A Glass of Blessings
This is a sample research paper topic discussion concerning the novel A Glass of Blessings by Barbara Pym. Paper Masters provides this sample topic to give students an idea on what to write a quality research paper on Pym's novel. Order a custom research paper or use our topic suggestion here to get started on a fantastic piece of World Literature from Barbara Pym.
A Glass of Blessings the Novel
Research papers from Paper Masters on A Glass of Blessings examine the elements of a novel that are important, plot, theme, characters and setting, just to name a few. "Pym was at her creative best...when she wrote about love and romance. Her vivid imagination often swept away her own emotions, so that she was at times more in love with 'being in love' than she was with another human being." This trait the critic Ellen Tsagaris sees in Pym could also be said about Wilmet Forsyth, the main character of Pym's novel "A Glass of Blessings." Although love and romance are at the center of "A Glass of Blessings," these are not the only subjects of the novel. As Pym did in other novels of hers, "A Glass of Blessings" gives a humorous and somewhat wry but essentially accurate picture of typical bourgeoisie, or middle class, life. Among the novel's other elements besides love and romance are the following:
- Meals and eating
- Habits and pastimes

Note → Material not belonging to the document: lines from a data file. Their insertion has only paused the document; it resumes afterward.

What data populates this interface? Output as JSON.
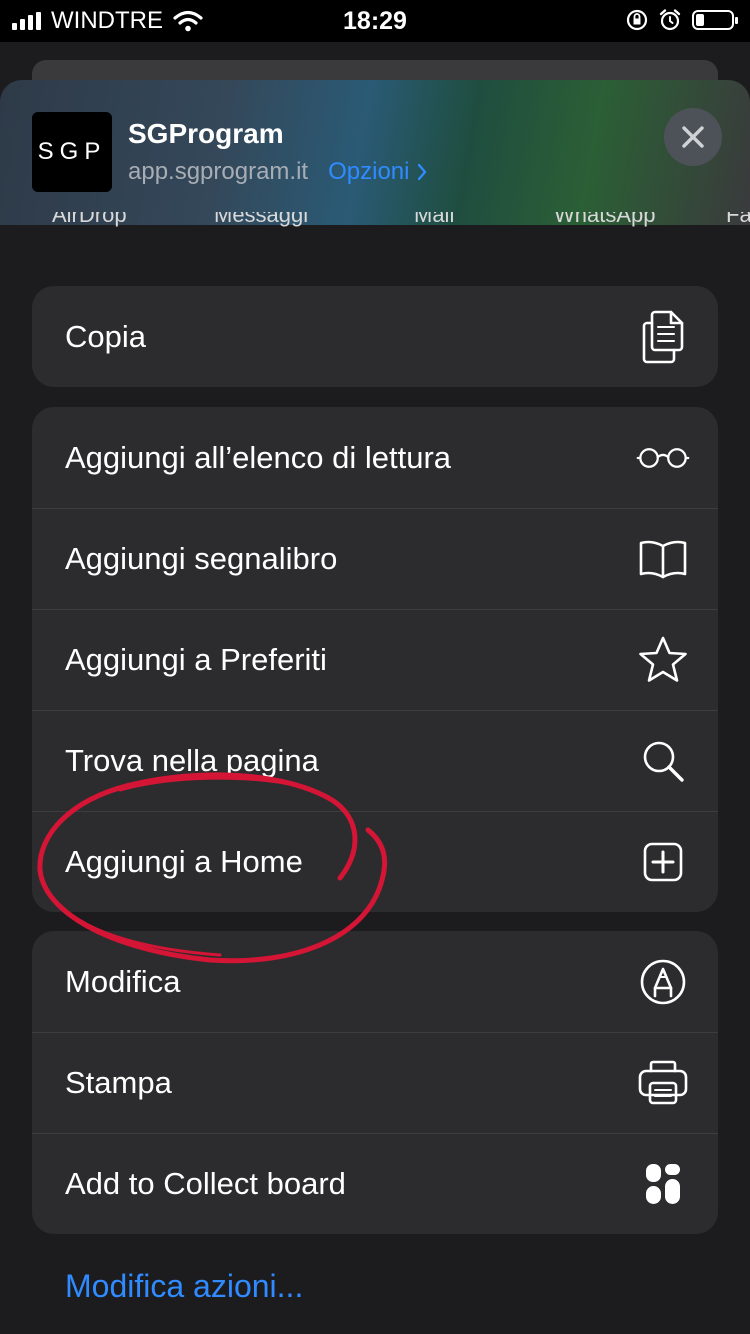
{
  "status_bar": {
    "carrier": "WINDTRE",
    "time": "18:29"
  },
  "app": {
    "icon_text": "SGP",
    "name": "SGProgram",
    "url": "app.sgprogram.it",
    "options_label": "Opzioni"
  },
  "share_targets": [
    "AirDrop",
    "Messaggi",
    "Mail",
    "WhatsApp",
    "Fa"
  ],
  "actions": {
    "group1": [
      {
        "label": "Copia",
        "icon": "copy-icon"
      }
    ],
    "group2": [
      {
        "label": "Aggiungi all’elenco di lettura",
        "icon": "glasses-icon"
      },
      {
        "label": "Aggiungi segnalibro",
        "icon": "book-icon"
      },
      {
        "label": "Aggiungi a Preferiti",
        "icon": "star-icon"
      },
      {
        "label": "Trova nella pagina",
        "icon": "search-icon"
      },
      {
        "label": "Aggiungi a Home",
        "icon": "plus-square-icon"
      }
    ],
    "group3": [
      {
        "label": "Modifica",
        "icon": "markup-icon"
      },
      {
        "label": "Stampa",
        "icon": "printer-icon"
      },
      {
        "label": "Add to Collect board",
        "icon": "collect-icon"
      }
    ]
  },
  "edit_actions_label": "Modifica azioni...",
  "colors": {
    "accent": "#2f8bff",
    "annotation": "#d41535",
    "sheet": "#1c1c1e",
    "row": "#2c2c2e"
  }
}
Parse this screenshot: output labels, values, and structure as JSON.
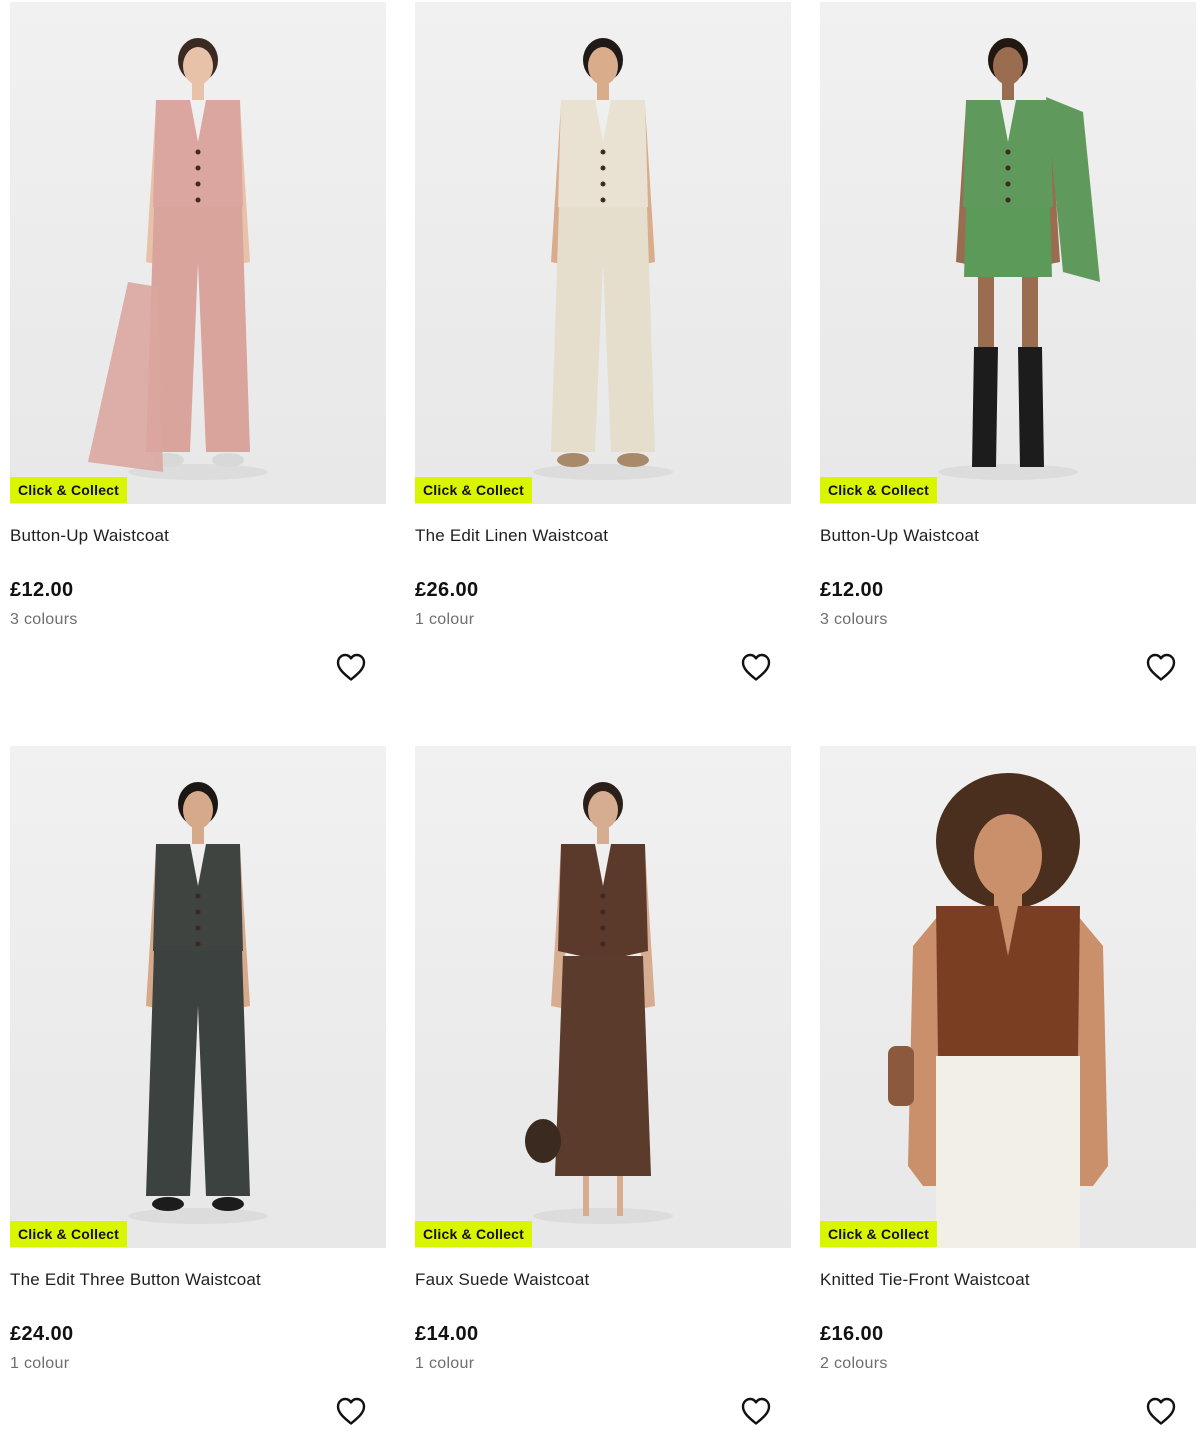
{
  "colors": {
    "badge_bg": "#d9f500",
    "text": "#1a1a1a",
    "muted": "#6e6e6e",
    "image_bg": "#ededed"
  },
  "products": [
    {
      "badge": "Click & Collect",
      "name": "Button-Up Waistcoat",
      "price": "£12.00",
      "colours": "3 colours",
      "wishlist_icon": "heart-outline-icon",
      "outfit": {
        "top": "#dba6a0",
        "bottom": "#d8a49c",
        "hair": "#3a2a22",
        "skin": "#e8c2a8",
        "shoes": "#d8d8d8",
        "extra": "jacket-in-hand"
      }
    },
    {
      "badge": "Click & Collect",
      "name": "The Edit Linen Waistcoat",
      "price": "£26.00",
      "colours": "1 colour",
      "wishlist_icon": "heart-outline-icon",
      "outfit": {
        "top": "#e9e2d2",
        "bottom": "#e5decd",
        "hair": "#1f1a17",
        "skin": "#d9ad8c",
        "shoes": "#a88a6a",
        "extra": "none"
      }
    },
    {
      "badge": "Click & Collect",
      "name": "Button-Up Waistcoat",
      "price": "£12.00",
      "colours": "3 colours",
      "wishlist_icon": "heart-outline-icon",
      "outfit": {
        "top": "#5f9a5c",
        "bottom": "#5c9a59",
        "hair": "#211812",
        "skin": "#9a6c50",
        "shoes": "#1c1c1c",
        "extra": "jacket-on-shoulder"
      }
    },
    {
      "badge": "Click & Collect",
      "name": "The Edit Three Button Waistcoat",
      "price": "£24.00",
      "colours": "1 colour",
      "wishlist_icon": "heart-outline-icon",
      "outfit": {
        "top": "#3f4441",
        "bottom": "#3c423f",
        "hair": "#1a1714",
        "skin": "#d6a98a",
        "shoes": "#1c1c1c",
        "extra": "none"
      }
    },
    {
      "badge": "Click & Collect",
      "name": "Faux Suede Waistcoat",
      "price": "£14.00",
      "colours": "1 colour",
      "wishlist_icon": "heart-outline-icon",
      "outfit": {
        "top": "#5b3a2b",
        "bottom": "#5a3b2c",
        "hair": "#2a1f19",
        "skin": "#d7ad92",
        "shoes": "#3a2a20",
        "extra": "bag"
      }
    },
    {
      "badge": "Click & Collect",
      "name": "Knitted Tie-Front Waistcoat",
      "price": "£16.00",
      "colours": "2 colours",
      "wishlist_icon": "heart-outline-icon",
      "outfit": {
        "top": "#7a3f22",
        "bottom": "#f2efe8",
        "hair": "#4a2e1e",
        "skin": "#c9906b",
        "shoes": "#7a3f22",
        "extra": "curly-hair"
      }
    }
  ]
}
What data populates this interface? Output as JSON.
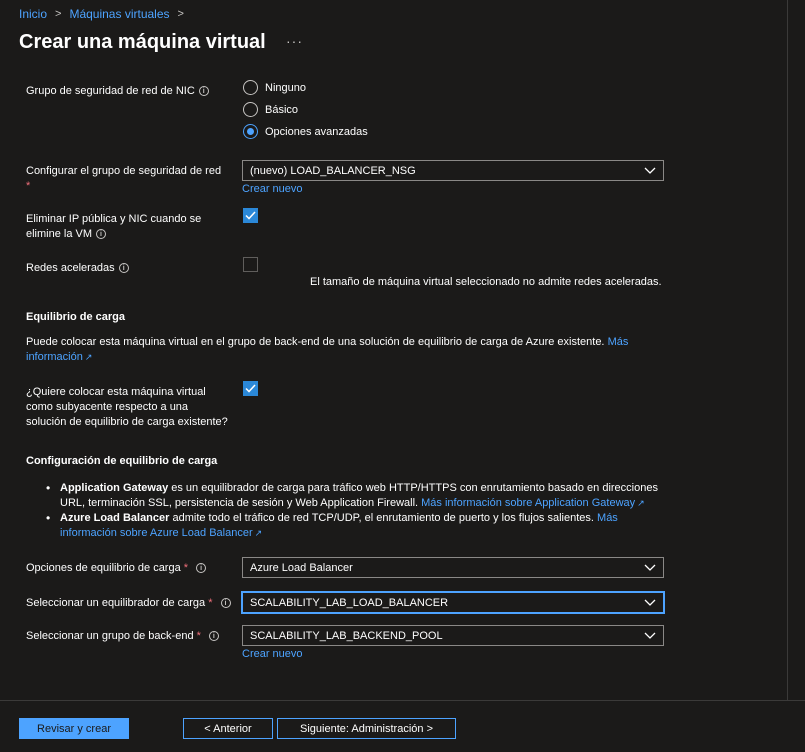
{
  "breadcrumb": {
    "home": "Inicio",
    "vms": "Máquinas virtuales",
    "sep": ">"
  },
  "page": {
    "title": "Crear una máquina virtual",
    "more": "···"
  },
  "nic_nsg": {
    "label": "Grupo de seguridad de red de NIC",
    "options": [
      "Ninguno",
      "Básico",
      "Opciones avanzadas"
    ],
    "selected": "Opciones avanzadas"
  },
  "config_nsg": {
    "label": "Configurar el grupo de seguridad de red",
    "required_mark": "*",
    "value": "(nuevo) LOAD_BALANCER_NSG",
    "create_new": "Crear nuevo"
  },
  "delete_ip": {
    "label_line1": "Eliminar IP pública y NIC cuando se",
    "label_line2": "elimine la VM",
    "checked": true
  },
  "accel_net": {
    "label": "Redes aceleradas",
    "checked": false,
    "note": "El tamaño de máquina virtual seleccionado no admite redes aceleradas."
  },
  "load_balancing": {
    "title": "Equilibrio de carga",
    "desc": "Puede colocar esta máquina virtual en el grupo de back-end de una solución de equilibrio de carga de Azure existente.",
    "more_line1": "Más",
    "more_line2": "información",
    "question_line1": "¿Quiere colocar esta máquina virtual",
    "question_line2": "como subyacente respecto a una",
    "question_line3": "solución de equilibrio de carga existente?",
    "checked": true
  },
  "lb_config": {
    "title": "Configuración de equilibrio de carga",
    "ag_name": "Application Gateway",
    "ag_text1": " es un equilibrador de carga para tráfico web HTTP/HTTPS con enrutamiento basado en direcciones",
    "ag_text2": "URL, terminación SSL, persistencia de sesión y Web Application Firewall.",
    "ag_link": "Más información sobre Application Gateway",
    "alb_name": "Azure Load Balancer",
    "alb_text": " admite todo el tráfico de red TCP/UDP, el enrutamiento de puerto y los flujos salientes.",
    "alb_link1": "Más",
    "alb_link2": "información sobre Azure Load Balancer"
  },
  "lb_options": {
    "label": "Opciones de equilibrio de carga",
    "required_mark": "*",
    "value": "Azure Load Balancer"
  },
  "lb_select": {
    "label": "Seleccionar un equilibrador de carga",
    "required_mark": "*",
    "value": "SCALABILITY_LAB_LOAD_BALANCER"
  },
  "backend_pool": {
    "label": "Seleccionar un grupo de back-end",
    "required_mark": "*",
    "value": "SCALABILITY_LAB_BACKEND_POOL",
    "create_new": "Crear nuevo"
  },
  "footer": {
    "review": "Revisar y crear",
    "previous": "< Anterior",
    "next": "Siguiente: Administración >"
  },
  "icons": {
    "info": "i",
    "external": "↗"
  },
  "colors": {
    "accent": "#4da3ff",
    "background": "#1b1a19",
    "required": "#f1707b"
  }
}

- an interest in trivia
- an interest in gossip
- family relations
A Glass of Blessings Research Papers
Wilmet Forsyth is a woman in her thirties married to a man named Rodney. She is not unhappy; yet she is aroused by her own romantic feelings to try to find a more stimulating and possibly erotic relationship with another man than the comfortable and secure, but routine, relationship she has with Rodney. Along with prompting and prospects about a romantic relationship which mostly come from her own imagination, Wilmet has an opinion on just about everything. She doesn't miss a thing. With her characteristic interest in trivia, tied to her interest in gossip, and her bourgeois concern about social position and the signs of clothing, manners, etc. supposedly indicating it, she observes the smallest details of her surroundings and the persons she meets. Wilmet does not simply mention these or describe these to set the scene or convey its atmosphere. She makes opinionated and usually inconsequential and sometimes frivolous comments on the objects or persons. Wilmet's opinions are more revealing of her decidedly bourgeois temperament than they are about the objects or persons. For instance, in her romantic illusions, Wilmet fails to recognize that Piers Longridge, one of her romantic prospects, is a homosexual. She is blinded by her own romantic imagination and her own self-centeredness. "Because Piers stimulates her imagination, Wilmet weaves a romantic fantasy involving him."